"tiny animal, minute arachnid," Old English mite, from Proto-Germanic *miton (source also of Middle Dutch mite, Dutch mijt, Old High German miza, Danish mide) originally meaning perhaps "the cutter," in reference to its bite, from Proto-Germanic *mait- (source also of Gothic maitan, Old High German meizen "to cut"), from PIE root *mai- (1) "to cut" (see maim). Or else its original sense is "something small," and it is from PIE root *mei- (2) "small," in reference to size.
miter (n.2) Look up miter at Dictionary.com
in the carpentry sense of "joint at a 45 degree angle," 1670s, perhaps from mitre, via notion of joining of the two peaks of the folded cap. As a verb from 1731.
miter (n.1) Look up miter at Dictionary.com
alternative spelling of mitre (see -re).
Mithras Look up Mithras at Dictionary.com
Persian god of light, 1550s, from Latin, from Greek Mithras, from Avestan Mithra-, from Indo-Iranian *mitram "contract," whence *mitras "contractual partner, friend," conceptualized as a god, or, according to Kent, first the epithet of a divinity and eventually his name.

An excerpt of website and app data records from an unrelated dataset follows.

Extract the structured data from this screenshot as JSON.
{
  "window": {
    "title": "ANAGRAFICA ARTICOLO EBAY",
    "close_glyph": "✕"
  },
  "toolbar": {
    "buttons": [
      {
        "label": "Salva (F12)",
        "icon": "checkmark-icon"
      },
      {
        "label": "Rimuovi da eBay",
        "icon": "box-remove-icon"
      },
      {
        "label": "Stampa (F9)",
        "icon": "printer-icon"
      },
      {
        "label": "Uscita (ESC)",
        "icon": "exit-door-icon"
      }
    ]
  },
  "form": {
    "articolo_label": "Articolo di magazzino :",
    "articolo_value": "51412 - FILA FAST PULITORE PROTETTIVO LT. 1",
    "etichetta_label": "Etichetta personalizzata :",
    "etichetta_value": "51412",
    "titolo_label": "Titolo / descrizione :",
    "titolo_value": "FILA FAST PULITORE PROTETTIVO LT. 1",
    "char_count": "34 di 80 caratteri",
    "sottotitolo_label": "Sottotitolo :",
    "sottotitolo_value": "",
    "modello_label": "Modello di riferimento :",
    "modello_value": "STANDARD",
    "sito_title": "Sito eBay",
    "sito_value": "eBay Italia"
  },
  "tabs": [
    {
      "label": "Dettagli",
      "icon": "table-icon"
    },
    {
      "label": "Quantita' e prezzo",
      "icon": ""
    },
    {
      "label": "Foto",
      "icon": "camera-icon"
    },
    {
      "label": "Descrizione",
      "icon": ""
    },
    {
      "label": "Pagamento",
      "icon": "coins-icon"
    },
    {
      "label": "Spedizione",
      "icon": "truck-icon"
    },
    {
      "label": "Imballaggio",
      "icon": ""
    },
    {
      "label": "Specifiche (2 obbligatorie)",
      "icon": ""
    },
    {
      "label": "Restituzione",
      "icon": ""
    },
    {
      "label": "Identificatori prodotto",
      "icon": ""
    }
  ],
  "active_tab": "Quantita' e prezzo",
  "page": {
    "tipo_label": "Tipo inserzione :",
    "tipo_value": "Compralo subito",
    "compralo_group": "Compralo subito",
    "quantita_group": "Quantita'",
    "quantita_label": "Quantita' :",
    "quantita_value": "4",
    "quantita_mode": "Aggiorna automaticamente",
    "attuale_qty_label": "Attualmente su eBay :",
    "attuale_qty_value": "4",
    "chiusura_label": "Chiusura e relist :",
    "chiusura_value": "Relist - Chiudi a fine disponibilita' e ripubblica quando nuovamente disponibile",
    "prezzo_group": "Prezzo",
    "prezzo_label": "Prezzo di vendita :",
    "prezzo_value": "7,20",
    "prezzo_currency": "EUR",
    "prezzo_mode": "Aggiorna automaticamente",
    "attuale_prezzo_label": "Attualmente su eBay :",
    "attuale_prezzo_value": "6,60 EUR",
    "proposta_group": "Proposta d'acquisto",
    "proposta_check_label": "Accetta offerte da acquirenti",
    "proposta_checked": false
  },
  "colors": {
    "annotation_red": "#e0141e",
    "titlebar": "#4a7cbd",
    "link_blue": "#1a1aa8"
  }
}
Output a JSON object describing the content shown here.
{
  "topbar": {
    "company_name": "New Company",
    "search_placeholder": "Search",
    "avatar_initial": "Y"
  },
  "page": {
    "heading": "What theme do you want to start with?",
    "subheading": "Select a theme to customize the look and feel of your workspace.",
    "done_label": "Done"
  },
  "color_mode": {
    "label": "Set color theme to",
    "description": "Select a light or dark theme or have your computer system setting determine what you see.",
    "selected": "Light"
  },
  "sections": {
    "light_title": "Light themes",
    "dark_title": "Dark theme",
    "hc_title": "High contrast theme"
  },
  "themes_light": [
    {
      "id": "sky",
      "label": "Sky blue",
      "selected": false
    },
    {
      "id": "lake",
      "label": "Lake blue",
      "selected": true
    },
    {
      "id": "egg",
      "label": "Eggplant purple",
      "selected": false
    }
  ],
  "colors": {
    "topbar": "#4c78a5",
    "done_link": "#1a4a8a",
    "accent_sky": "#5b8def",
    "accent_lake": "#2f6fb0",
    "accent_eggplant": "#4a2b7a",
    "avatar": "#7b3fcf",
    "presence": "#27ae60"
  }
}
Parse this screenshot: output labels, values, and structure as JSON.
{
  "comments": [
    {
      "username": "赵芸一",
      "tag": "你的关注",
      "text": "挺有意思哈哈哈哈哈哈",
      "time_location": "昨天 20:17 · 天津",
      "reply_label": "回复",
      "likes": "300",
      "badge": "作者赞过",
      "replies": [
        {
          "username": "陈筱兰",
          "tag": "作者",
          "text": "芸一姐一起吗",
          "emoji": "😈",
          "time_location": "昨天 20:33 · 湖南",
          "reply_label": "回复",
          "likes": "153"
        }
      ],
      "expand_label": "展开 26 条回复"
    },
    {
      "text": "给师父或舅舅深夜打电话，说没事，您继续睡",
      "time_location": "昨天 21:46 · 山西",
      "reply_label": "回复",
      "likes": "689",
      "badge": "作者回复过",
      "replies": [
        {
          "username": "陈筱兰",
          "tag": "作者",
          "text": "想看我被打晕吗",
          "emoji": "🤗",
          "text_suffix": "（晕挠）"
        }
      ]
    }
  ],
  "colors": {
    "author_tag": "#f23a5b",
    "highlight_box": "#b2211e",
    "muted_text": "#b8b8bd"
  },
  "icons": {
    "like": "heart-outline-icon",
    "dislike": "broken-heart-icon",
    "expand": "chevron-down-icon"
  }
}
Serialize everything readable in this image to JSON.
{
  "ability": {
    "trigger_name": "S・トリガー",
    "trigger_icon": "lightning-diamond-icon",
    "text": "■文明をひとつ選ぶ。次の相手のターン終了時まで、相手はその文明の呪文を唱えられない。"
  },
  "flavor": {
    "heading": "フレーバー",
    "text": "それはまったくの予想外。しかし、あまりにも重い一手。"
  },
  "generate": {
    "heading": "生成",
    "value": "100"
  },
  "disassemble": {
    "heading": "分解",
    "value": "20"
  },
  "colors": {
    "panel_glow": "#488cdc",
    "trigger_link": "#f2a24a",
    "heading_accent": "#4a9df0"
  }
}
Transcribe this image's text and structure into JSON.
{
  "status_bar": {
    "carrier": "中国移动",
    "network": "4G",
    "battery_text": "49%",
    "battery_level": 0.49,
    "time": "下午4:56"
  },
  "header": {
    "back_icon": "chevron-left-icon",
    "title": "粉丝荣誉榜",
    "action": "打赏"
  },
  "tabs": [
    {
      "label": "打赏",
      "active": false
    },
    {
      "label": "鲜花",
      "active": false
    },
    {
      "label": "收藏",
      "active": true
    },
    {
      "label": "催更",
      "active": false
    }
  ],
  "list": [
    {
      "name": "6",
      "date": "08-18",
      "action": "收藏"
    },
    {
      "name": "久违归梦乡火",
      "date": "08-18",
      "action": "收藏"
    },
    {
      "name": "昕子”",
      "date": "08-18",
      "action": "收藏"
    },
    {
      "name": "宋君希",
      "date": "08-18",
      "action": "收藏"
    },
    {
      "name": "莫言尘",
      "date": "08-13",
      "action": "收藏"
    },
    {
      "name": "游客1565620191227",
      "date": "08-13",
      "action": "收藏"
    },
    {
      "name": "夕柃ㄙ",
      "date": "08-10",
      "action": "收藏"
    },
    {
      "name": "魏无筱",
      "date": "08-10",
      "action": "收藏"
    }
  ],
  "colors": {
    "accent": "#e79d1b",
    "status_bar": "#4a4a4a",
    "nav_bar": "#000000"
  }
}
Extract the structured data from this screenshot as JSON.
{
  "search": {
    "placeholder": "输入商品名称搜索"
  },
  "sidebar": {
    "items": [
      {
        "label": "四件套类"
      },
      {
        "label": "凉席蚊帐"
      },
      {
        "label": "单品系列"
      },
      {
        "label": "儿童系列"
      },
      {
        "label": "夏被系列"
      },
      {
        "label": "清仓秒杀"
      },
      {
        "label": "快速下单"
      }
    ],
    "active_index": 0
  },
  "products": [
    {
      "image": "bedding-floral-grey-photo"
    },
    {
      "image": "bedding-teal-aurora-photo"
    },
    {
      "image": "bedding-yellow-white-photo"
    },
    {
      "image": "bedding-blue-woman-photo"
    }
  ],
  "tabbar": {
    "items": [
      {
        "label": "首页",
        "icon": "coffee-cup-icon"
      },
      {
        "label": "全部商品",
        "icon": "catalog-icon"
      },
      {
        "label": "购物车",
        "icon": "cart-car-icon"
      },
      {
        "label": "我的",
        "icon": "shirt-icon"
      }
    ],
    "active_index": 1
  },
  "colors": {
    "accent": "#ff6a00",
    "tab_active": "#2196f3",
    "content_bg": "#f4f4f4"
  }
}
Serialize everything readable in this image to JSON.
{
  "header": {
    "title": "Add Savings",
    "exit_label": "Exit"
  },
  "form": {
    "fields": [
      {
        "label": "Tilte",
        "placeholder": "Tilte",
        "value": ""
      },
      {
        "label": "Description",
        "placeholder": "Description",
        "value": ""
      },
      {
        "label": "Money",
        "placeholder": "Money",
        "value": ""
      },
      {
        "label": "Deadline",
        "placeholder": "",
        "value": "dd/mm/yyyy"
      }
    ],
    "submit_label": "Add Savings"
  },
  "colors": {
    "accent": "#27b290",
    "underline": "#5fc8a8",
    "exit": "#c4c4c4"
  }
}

Perhaps from PIE root *mei- (1) "to change; exchange," on the notion of "god of the contract" [Watkins]. Related to Sanskrit Mitrah, a Vedic deity associated with Varuna. "His name is one of the earliest Indic words we possess, being found in clay tablets from Anatolia dating to about 1500 B.C." [Calvert Watkins, "Dictionary of Indo-European Roots," 2000]. Related: Mithraic; Mithraism.
mithridate (n.) Look up mithridate at Dictionary.com
"antidote against poison," from Medieval Latin mithridatum, from Late Latin mithridatium, neuter of Mithridatius "pertaining to Mithridates," king of Pontus, who made himself poison-proof.
mithril (n.) Look up mithril at Dictionary.com
1954, an invented word by English author J.R.R. Tolkien (1892-1973).
mitigant (adj.) Look up mitigant at Dictionary.com
1540s, from Latin mitigantem, present participle of mitigare (see mitigate). As a noun from 1865.
mitigate (v.) Look up mitigate at Dictionary.com
early 15c., "relieve (pain)," from Latin mitigatus, past participle of mitigare "soften, make tender, ripen, mellow, tame," figuratively, "make mild or gentle, pacify, soothe," ultimately from mitis "gentle, soft" + root of agere "to do, perform" (from PIE root *ag- "to drive, draw out or forth, move"). For mitis de Vaan suggests cognates in Sanskrit mayas- "refreshment, enjoyment," Lithuanian mielas "nice, sweet, dear," Welsh mwydion "soft parts," Old Irish min "soft," from a PIE *mehiti- "soft." Related: Mitigated; mitigating; mitigates.
mitigating (adj,.) Look up mitigating at Dictionary.com
"extenuating," 1610s, present participle adjective from mitigate.